Exercise details -
A single number is the answer here: how many lines of the entries contain "with"?

Data listing -
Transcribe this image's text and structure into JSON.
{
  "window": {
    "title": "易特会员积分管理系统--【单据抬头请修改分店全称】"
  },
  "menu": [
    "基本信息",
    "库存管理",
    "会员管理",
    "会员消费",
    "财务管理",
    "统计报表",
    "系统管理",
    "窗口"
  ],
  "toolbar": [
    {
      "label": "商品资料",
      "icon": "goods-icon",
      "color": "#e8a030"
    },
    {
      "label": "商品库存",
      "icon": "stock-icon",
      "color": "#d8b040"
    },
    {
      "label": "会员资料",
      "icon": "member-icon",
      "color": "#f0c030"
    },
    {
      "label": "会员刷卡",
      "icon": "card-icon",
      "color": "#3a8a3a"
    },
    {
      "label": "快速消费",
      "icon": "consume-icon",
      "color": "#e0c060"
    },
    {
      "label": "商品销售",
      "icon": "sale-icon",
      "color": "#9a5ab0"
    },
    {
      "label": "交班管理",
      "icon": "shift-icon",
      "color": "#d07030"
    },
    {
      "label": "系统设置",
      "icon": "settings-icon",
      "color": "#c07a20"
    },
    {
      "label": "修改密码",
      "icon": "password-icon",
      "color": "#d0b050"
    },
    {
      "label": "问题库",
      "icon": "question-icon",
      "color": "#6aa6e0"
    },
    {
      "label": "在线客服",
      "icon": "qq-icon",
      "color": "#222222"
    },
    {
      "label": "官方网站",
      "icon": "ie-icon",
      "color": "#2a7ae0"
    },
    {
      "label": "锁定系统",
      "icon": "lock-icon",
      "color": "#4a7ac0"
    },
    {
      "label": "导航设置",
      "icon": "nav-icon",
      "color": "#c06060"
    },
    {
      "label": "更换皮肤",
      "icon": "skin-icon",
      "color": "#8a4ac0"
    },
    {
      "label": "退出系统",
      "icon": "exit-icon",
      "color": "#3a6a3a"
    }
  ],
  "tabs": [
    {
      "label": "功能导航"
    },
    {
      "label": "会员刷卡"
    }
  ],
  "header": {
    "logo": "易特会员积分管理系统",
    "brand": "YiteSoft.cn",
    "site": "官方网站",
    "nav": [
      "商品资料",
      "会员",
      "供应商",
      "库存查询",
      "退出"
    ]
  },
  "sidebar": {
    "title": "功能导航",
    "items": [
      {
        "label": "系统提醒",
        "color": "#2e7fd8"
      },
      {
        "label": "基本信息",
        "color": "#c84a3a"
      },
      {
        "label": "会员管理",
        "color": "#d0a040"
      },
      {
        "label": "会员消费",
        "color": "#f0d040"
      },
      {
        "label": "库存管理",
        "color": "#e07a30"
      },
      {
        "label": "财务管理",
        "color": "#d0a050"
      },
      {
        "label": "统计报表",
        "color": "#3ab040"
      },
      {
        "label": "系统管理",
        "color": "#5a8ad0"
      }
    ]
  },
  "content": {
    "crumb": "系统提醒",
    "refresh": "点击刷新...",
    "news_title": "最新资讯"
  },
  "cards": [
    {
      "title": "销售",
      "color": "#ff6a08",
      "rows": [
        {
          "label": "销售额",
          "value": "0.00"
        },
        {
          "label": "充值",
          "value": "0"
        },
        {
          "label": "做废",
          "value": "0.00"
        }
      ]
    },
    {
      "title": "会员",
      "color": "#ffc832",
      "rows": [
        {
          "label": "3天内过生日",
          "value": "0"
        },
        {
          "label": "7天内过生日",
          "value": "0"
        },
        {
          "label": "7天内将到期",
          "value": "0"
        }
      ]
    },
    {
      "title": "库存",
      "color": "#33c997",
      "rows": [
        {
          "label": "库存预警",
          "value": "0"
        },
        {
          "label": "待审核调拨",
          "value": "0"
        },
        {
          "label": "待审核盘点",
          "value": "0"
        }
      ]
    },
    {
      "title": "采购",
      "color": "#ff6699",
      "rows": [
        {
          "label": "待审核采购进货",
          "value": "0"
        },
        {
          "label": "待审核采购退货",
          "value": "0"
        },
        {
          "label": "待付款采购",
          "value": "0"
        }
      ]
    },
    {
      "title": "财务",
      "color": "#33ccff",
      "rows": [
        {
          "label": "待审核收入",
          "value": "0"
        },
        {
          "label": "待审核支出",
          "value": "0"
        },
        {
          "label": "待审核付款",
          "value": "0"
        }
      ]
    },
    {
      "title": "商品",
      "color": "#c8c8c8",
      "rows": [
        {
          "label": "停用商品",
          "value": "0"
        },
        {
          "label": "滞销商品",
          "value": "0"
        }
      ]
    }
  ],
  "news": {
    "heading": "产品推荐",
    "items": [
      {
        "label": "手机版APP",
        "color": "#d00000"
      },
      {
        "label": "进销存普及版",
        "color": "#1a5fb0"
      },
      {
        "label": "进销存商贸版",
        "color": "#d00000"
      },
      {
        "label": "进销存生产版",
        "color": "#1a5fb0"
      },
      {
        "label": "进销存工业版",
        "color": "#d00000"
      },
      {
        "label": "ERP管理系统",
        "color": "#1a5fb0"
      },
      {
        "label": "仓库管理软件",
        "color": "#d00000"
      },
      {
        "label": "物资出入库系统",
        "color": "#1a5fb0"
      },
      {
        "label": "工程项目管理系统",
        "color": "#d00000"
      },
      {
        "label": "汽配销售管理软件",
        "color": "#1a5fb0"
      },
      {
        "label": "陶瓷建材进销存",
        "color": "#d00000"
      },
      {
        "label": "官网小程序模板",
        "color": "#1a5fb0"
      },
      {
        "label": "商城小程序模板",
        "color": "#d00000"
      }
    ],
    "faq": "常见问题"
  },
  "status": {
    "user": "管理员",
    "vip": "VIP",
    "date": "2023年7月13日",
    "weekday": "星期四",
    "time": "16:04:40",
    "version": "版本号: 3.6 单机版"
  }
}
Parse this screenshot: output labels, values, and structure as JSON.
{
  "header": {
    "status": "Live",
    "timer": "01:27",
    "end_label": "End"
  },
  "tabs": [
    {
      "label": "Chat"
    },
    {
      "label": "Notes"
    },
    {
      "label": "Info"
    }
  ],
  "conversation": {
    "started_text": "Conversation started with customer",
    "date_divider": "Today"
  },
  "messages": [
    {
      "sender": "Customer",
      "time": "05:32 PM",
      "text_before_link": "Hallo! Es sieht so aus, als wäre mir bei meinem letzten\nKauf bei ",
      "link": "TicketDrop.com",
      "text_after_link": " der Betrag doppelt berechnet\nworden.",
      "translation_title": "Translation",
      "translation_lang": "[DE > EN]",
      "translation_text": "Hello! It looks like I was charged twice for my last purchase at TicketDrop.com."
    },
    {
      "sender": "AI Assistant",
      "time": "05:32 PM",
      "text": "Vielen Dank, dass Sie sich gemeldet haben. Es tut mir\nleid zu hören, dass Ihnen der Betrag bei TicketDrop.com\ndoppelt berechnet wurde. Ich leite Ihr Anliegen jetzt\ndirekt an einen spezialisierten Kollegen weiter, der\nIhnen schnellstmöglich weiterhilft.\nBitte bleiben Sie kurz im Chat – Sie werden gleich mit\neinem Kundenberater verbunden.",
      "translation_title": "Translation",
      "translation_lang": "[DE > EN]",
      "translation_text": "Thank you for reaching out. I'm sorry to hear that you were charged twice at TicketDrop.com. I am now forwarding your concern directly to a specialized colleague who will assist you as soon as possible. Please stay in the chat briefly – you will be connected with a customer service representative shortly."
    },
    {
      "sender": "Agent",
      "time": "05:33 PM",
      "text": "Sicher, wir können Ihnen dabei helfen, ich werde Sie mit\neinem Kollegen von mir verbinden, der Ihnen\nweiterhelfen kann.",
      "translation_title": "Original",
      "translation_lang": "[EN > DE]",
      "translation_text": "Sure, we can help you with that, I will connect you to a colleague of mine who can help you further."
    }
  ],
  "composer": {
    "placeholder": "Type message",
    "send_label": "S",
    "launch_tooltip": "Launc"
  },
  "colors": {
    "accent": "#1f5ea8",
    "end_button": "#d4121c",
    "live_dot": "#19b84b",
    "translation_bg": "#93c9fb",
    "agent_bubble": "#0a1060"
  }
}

Response -
3